Self-driving cars are impressive to begin with but add military features and you’ll find they’re even more so.
The army has been trying to get robots involved in warfare as early as the 1950s, in an attempt to create a safer distance between the American soldiers and their enemies.
A lot of this research and development is now being carried out at TARDEC (Tank Automotive Research, Development and Engineering Center) in Warren, Michigan, and one of their latest creations is getting ready to join the human forces in September 2019.
We’re talking about the ‘Leader-Follower’ technology. The tech is implemented into regular military trucks to get a bigger brain. The unmanned trucks will be following behind a human driver and they will need to stick to the trail without having to rely on street signs, lane markings or GPS.
RDECOMTARDEC / YouTube
The technology could free up manpower for the front lines and considerably reduce IED-related casualties.
“If you look back at the Iraq war, one of the most dangerous duties was driving, riding in a convoy between Kuwait City and Baghdad. We lost many, many soldiers, too many soldiers, to IED (roadside bomb) attacks, other attacks on convoys. I could’ve reduced that vulnerability, that sacrifice, (with) unmanned convoys or convoys that were manned by (only) a couple of soldiers.”
– Mark Esper, Army Secretary
It looks a bit like crab walking, this ‘follow the human’ type of technology, but building a self driving software that can travel across hostile territories and avoid threats (unlike the ones Google or Tesla models face) is a completely new challenge that will, at least at first, still need human supervision.
The trucks will be used mostly to deliver supplies. These types of convoys are the ones that get attacked the most in hostile areas like Afghanistan and Iraq and which end up having the highest number of human casualties, so they have all of TARDEC’s attention.

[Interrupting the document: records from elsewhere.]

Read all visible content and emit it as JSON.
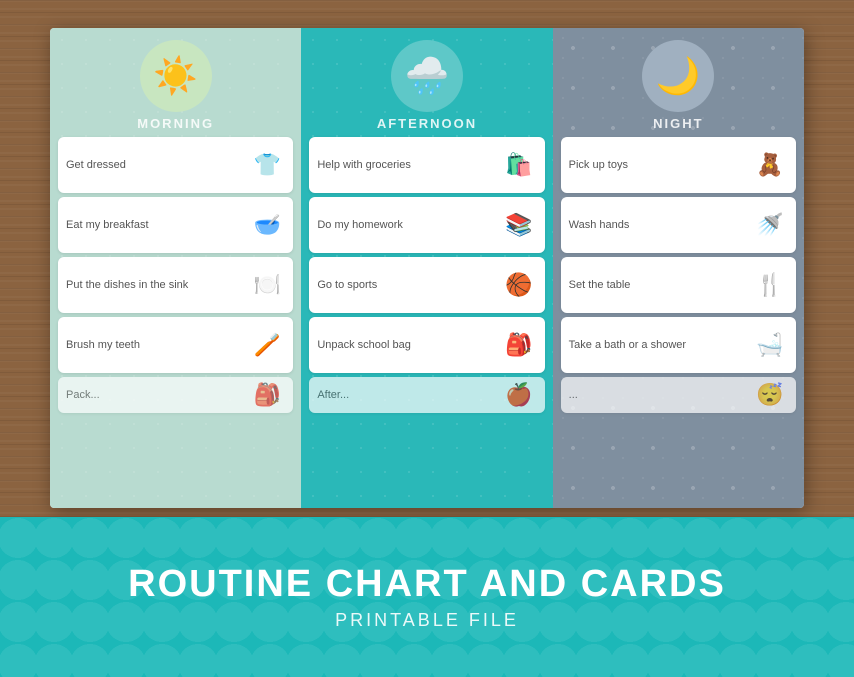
{
  "cols": [
    {
      "id": "morning",
      "title": "MORNING",
      "icon": "☀️",
      "iconClass": "morning-circle",
      "colorClass": "col-morning",
      "tasks": [
        {
          "text": "Get dressed",
          "icon": "👕"
        },
        {
          "text": "Eat my breakfast",
          "icon": "🥣"
        },
        {
          "text": "Put the dishes in the sink",
          "icon": "🍽️"
        },
        {
          "text": "Brush my teeth",
          "icon": "🪥"
        },
        {
          "text": "Pack...",
          "icon": "🎒",
          "partial": true
        }
      ]
    },
    {
      "id": "afternoon",
      "title": "AFTERNOON",
      "icon": "🌧️",
      "iconClass": "afternoon-circle",
      "colorClass": "col-afternoon",
      "tasks": [
        {
          "text": "Help with groceries",
          "icon": "🛍️"
        },
        {
          "text": "Do my homework",
          "icon": "📚"
        },
        {
          "text": "Go to sports",
          "icon": "🏀"
        },
        {
          "text": "Unpack school bag",
          "icon": "🎒"
        },
        {
          "text": "After...",
          "icon": "🍎",
          "partial": true
        }
      ]
    },
    {
      "id": "night",
      "title": "NIGHT",
      "icon": "🌙",
      "iconClass": "night-circle",
      "colorClass": "col-night",
      "tasks": [
        {
          "text": "Pick up toys",
          "icon": "🧸"
        },
        {
          "text": "Wash hands",
          "icon": "🚿"
        },
        {
          "text": "Set the table",
          "icon": "🍴"
        },
        {
          "text": "Take a bath or a shower",
          "icon": "🛁"
        },
        {
          "text": "...",
          "icon": "😴",
          "partial": true
        }
      ]
    }
  ],
  "banner": {
    "title": "ROUTINE CHART AND CARDS",
    "subtitle": "PRINTABLE FILE"
  }
}
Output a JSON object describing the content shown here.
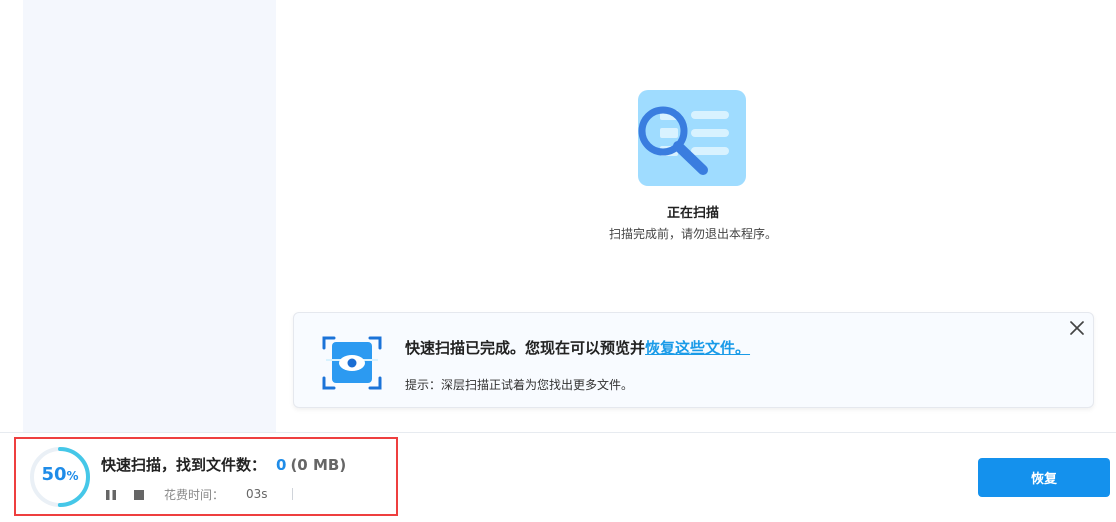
{
  "status": {
    "title": "正在扫描",
    "subtitle": "扫描完成前，请勿退出本程序。"
  },
  "notice": {
    "title_prefix": "快速扫描已完成。您现在可以预览并",
    "title_link": "恢复这些文件。",
    "hint": "提示：深层扫描正试着为您找出更多文件。"
  },
  "progress": {
    "value": 50,
    "display": "50",
    "unit": "%"
  },
  "summary": {
    "label": "快速扫描，找到文件数：",
    "count": "0",
    "size": "(0 MB)"
  },
  "timer": {
    "label": "花费时间：",
    "value": "03s"
  },
  "actions": {
    "recover": "恢复"
  },
  "colors": {
    "accent": "#1491ed",
    "highlight_box": "#ee3f3f",
    "progress_bg": "#eaf0f6",
    "progress_fg": "#45c7e8"
  },
  "icons": {
    "scan": "magnifier-list-icon",
    "preview": "eye-scan-icon",
    "close": "close-icon",
    "pause": "pause-icon",
    "stop": "stop-icon"
  }
}
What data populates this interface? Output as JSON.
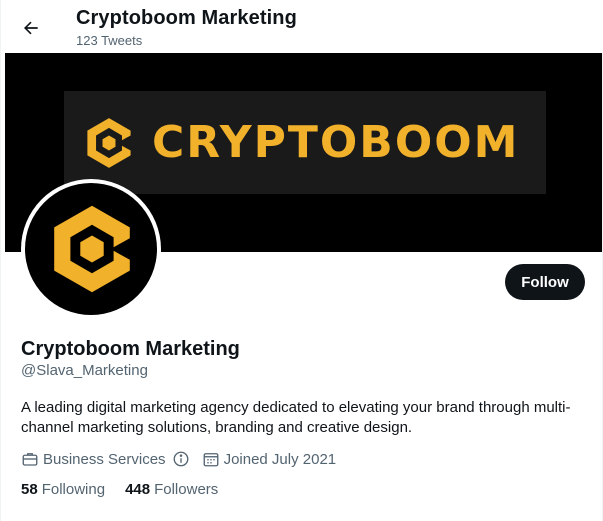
{
  "header": {
    "title": "Cryptoboom Marketing",
    "subtitle": "123 Tweets",
    "back_icon": "arrow-left-icon"
  },
  "banner": {
    "wordmark": "CRYPTOBOOM",
    "brand_color": "#f2b12b",
    "background": "#000000"
  },
  "profile": {
    "name": "Cryptoboom Marketing",
    "handle": "@Slava_Marketing",
    "bio": "A leading digital marketing agency dedicated to elevating your brand through multi-channel marketing solutions, branding and creative design.",
    "category": "Business Services",
    "joined": "Joined July 2021",
    "follow_label": "Follow"
  },
  "stats": {
    "following_count": "58",
    "following_label": "Following",
    "followers_count": "448",
    "followers_label": "Followers"
  },
  "colors": {
    "text_primary": "#0f1419",
    "text_secondary": "#536471",
    "button_bg": "#0f1419"
  }
}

It’s complicated and there’s a lot of hurdles to jump over but TARDEC seems hopeful that they can make it a reality.